### What you need to do
Your output should repeat the entries below exactly. It should contain no images.

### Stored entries
========
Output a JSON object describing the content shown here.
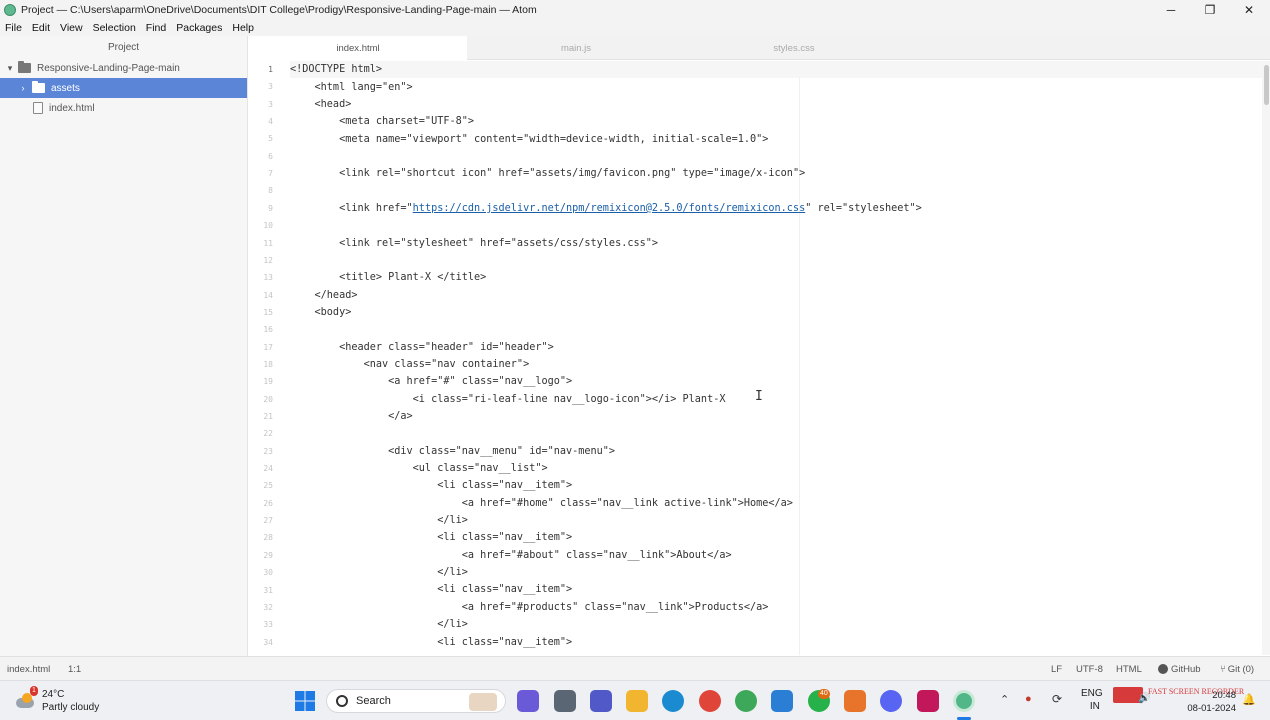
{
  "window": {
    "title": "Project — C:\\Users\\aparm\\OneDrive\\Documents\\DIT College\\Prodigy\\Responsive-Landing-Page-main — Atom",
    "minimize": "─",
    "maximize": "❐",
    "close": "✕"
  },
  "menu": [
    "File",
    "Edit",
    "View",
    "Selection",
    "Find",
    "Packages",
    "Help"
  ],
  "tree": {
    "header": "Project",
    "root": "Responsive-Landing-Page-main",
    "folder": "assets",
    "file": "index.html"
  },
  "tabs": [
    "index.html",
    "main.js",
    "styles.css"
  ],
  "editor": {
    "lines": [
      "<!DOCTYPE html>",
      "    <html lang=\"en\">",
      "    <head>",
      "        <meta charset=\"UTF-8\">",
      "        <meta name=\"viewport\" content=\"width=device-width, initial-scale=1.0\">",
      "",
      "        <link rel=\"shortcut icon\" href=\"assets/img/favicon.png\" type=\"image/x-icon\">",
      "",
      "        <link href=\"",
      "",
      "        <link rel=\"stylesheet\" href=\"assets/css/styles.css\">",
      "",
      "        <title> Plant-X </title>",
      "    </head>",
      "    <body>",
      "",
      "        <header class=\"header\" id=\"header\">",
      "            <nav class=\"nav container\">",
      "                <a href=\"#\" class=\"nav__logo\">",
      "                    <i class=\"ri-leaf-line nav__logo-icon\"></i> Plant-X",
      "                </a>",
      "",
      "                <div class=\"nav__menu\" id=\"nav-menu\">",
      "                    <ul class=\"nav__list\">",
      "                        <li class=\"nav__item\">",
      "                            <a href=\"#home\" class=\"nav__link active-link\">Home</a>",
      "                        </li>",
      "                        <li class=\"nav__item\">",
      "                            <a href=\"#about\" class=\"nav__link\">About</a>",
      "                        </li>",
      "                        <li class=\"nav__item\">",
      "                            <a href=\"#products\" class=\"nav__link\">Products</a>",
      "                        </li>",
      "                        <li class=\"nav__item\">"
    ],
    "line_numbers": [
      "1",
      "3",
      "3",
      "4",
      "5",
      "6",
      "7",
      "8",
      "9",
      "10",
      "11",
      "12",
      "13",
      "14",
      "15",
      "16",
      "17",
      "18",
      "19",
      "20",
      "21",
      "22",
      "23",
      "24",
      "25",
      "26",
      "27",
      "28",
      "29",
      "30",
      "31",
      "32",
      "33",
      "34"
    ],
    "link_url": "https://cdn.jsdelivr.net/npm/remixicon@2.5.0/fonts/remixicon.css",
    "link_suffix": "\" rel=\"stylesheet\">",
    "ibeam": "I"
  },
  "status": {
    "file": "index.html",
    "cursor": "1:1",
    "line_ending": "LF",
    "encoding": "UTF-8",
    "grammar": "HTML",
    "github": "GitHub",
    "git": "Git (0)"
  },
  "taskbar": {
    "weather_temp": "24°C",
    "weather_desc": "Partly cloudy",
    "weather_badge": "1",
    "search_label": "Search",
    "whatsapp_badge": "40",
    "lang_top": "ENG",
    "lang_bottom": "IN",
    "time": "20:48",
    "date": "08-01-2024",
    "recorder_watermark": "FAST SCREEN RECORDER"
  },
  "colors": {
    "selection": "#5b86d8",
    "link": "#1a5fa8",
    "taskbar_bg": "#eef0f4"
  }
}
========
### Solution to this task
Output a JSON object describing the content shown here.
{
  "window": {
    "title": "Project — C:\\Users\\aparm\\OneDrive\\Documents\\DIT College\\Prodigy\\Responsive-Landing-Page-main — Atom",
    "minimize": "─",
    "maximize": "❐",
    "close": "✕"
  },
  "menu": [
    "File",
    "Edit",
    "View",
    "Selection",
    "Find",
    "Packages",
    "Help"
  ],
  "tree": {
    "header": "Project",
    "root": "Responsive-Landing-Page-main",
    "folder": "assets",
    "file": "index.html"
  },
  "tabs": [
    "index.html",
    "main.js",
    "styles.css"
  ],
  "editor": {
    "lines": [
      "<!DOCTYPE html>",
      "    <html lang=\"en\">",
      "    <head>",
      "        <meta charset=\"UTF-8\">",
      "        <meta name=\"viewport\" content=\"width=device-width, initial-scale=1.0\">",
      "",
      "        <link rel=\"shortcut icon\" href=\"assets/img/favicon.png\" type=\"image/x-icon\">",
      "",
      "        <link href=\"",
      "",
      "        <link rel=\"stylesheet\" href=\"assets/css/styles.css\">",
      "",
      "        <title> Plant-X </title>",
      "    </head>",
      "    <body>",
      "",
      "        <header class=\"header\" id=\"header\">",
      "            <nav class=\"nav container\">",
      "                <a href=\"#\" class=\"nav__logo\">",
      "                    <i class=\"ri-leaf-line nav__logo-icon\"></i> Plant-X",
      "                </a>",
      "",
      "                <div class=\"nav__menu\" id=\"nav-menu\">",
      "                    <ul class=\"nav__list\">",
      "                        <li class=\"nav__item\">",
      "                            <a href=\"#home\" class=\"nav__link active-link\">Home</a>",
      "                        </li>",
      "                        <li class=\"nav__item\">",
      "                            <a href=\"#about\" class=\"nav__link\">About</a>",
      "                        </li>",
      "                        <li class=\"nav__item\">",
      "                            <a href=\"#products\" class=\"nav__link\">Products</a>",
      "                        </li>",
      "                        <li class=\"nav__item\">"
    ],
    "line_numbers": [
      "1",
      "3",
      "3",
      "4",
      "5",
      "6",
      "7",
      "8",
      "9",
      "10",
      "11",
      "12",
      "13",
      "14",
      "15",
      "16",
      "17",
      "18",
      "19",
      "20",
      "21",
      "22",
      "23",
      "24",
      "25",
      "26",
      "27",
      "28",
      "29",
      "30",
      "31",
      "32",
      "33",
      "34"
    ],
    "link_url": "https://cdn.jsdelivr.net/npm/remixicon@2.5.0/fonts/remixicon.css",
    "link_suffix": "\" rel=\"stylesheet\">",
    "ibeam": "I"
  },
  "status": {
    "file": "index.html",
    "cursor": "1:1",
    "line_ending": "LF",
    "encoding": "UTF-8",
    "grammar": "HTML",
    "github": "GitHub",
    "git": "Git (0)"
  },
  "taskbar": {
    "weather_temp": "24°C",
    "weather_desc": "Partly cloudy",
    "weather_badge": "1",
    "search_label": "Search",
    "whatsapp_badge": "40",
    "lang_top": "ENG",
    "lang_bottom": "IN",
    "time": "20:48",
    "date": "08-01-2024",
    "recorder_watermark": "FAST SCREEN RECORDER"
  },
  "colors": {
    "selection": "#5b86d8",
    "link": "#1a5fa8",
    "taskbar_bg": "#eef0f4"
  }
}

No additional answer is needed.